Exercise aim:
The output should be every line below that includes the word "your".

[Component data from apps and pages]
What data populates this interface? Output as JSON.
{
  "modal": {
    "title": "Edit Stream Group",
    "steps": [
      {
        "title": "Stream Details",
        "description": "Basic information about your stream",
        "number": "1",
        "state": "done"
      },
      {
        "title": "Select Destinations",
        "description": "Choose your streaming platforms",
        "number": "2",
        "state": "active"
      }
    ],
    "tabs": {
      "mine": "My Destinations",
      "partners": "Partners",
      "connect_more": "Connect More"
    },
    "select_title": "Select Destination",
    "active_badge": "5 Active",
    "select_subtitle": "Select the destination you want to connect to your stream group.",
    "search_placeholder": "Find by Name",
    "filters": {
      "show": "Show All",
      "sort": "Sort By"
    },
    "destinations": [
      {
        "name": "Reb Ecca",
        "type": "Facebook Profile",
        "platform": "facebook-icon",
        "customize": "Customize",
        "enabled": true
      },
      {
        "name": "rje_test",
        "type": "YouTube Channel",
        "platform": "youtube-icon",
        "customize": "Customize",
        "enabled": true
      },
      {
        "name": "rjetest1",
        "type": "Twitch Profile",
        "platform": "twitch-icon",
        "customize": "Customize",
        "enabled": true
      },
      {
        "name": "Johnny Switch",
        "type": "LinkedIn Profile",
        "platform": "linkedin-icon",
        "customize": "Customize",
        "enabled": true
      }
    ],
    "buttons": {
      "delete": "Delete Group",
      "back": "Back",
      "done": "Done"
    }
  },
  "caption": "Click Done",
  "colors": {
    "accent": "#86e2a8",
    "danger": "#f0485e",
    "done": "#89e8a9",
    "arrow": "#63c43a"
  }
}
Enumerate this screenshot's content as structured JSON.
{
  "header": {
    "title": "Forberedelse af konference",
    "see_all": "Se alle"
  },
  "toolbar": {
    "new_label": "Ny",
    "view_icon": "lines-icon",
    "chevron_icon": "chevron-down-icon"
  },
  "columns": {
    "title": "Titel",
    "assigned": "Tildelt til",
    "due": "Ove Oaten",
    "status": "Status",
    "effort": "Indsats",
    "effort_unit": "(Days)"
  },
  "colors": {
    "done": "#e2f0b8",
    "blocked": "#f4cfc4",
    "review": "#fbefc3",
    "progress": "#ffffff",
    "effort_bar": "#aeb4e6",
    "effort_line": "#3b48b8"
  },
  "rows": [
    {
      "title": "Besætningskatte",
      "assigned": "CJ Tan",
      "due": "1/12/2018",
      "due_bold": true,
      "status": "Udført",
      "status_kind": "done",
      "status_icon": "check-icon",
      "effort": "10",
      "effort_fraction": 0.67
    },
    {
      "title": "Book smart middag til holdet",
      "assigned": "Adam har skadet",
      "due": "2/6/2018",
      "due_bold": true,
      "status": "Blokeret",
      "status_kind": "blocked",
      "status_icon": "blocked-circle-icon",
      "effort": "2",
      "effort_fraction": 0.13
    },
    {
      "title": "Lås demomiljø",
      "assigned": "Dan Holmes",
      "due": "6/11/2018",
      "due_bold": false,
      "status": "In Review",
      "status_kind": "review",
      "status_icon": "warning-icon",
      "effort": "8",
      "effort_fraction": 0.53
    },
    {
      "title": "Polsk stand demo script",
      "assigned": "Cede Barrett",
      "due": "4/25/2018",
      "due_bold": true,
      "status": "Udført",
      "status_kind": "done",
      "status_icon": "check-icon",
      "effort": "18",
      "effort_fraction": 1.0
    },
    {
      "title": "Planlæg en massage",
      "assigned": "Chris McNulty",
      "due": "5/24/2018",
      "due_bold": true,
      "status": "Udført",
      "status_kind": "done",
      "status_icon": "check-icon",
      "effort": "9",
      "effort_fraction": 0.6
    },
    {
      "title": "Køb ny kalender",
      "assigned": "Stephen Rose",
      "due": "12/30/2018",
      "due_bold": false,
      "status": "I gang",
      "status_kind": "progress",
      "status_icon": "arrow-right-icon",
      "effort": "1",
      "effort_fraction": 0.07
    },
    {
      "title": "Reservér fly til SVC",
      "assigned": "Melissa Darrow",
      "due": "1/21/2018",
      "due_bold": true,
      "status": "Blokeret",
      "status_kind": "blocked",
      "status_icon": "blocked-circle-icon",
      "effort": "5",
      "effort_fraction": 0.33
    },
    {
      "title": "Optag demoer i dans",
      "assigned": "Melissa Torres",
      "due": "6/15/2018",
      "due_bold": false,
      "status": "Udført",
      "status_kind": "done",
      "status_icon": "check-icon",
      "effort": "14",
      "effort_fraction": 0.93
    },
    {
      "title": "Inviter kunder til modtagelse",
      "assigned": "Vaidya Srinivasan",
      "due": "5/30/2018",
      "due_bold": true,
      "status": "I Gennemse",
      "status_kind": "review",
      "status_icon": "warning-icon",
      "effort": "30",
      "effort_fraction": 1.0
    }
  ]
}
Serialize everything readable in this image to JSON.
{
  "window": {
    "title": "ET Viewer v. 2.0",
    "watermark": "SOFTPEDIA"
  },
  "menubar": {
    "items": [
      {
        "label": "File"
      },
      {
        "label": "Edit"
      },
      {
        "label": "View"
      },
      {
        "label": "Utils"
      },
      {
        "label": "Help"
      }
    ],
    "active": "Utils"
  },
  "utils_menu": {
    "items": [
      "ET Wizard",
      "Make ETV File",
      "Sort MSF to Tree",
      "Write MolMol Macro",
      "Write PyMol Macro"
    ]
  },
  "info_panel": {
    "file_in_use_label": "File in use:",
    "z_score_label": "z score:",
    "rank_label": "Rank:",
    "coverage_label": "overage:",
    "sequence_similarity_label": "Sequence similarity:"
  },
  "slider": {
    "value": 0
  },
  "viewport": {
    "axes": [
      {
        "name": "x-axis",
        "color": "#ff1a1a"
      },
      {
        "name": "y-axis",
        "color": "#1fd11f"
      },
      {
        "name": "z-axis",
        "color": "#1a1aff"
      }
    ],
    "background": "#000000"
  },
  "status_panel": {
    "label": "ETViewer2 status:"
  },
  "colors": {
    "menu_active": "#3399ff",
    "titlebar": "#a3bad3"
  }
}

Response area:
        "description": "Basic information about your stream",
        "description": "Choose your streaming platforms",
    "select_subtitle": "Select the destination you want to connect to your stream group.",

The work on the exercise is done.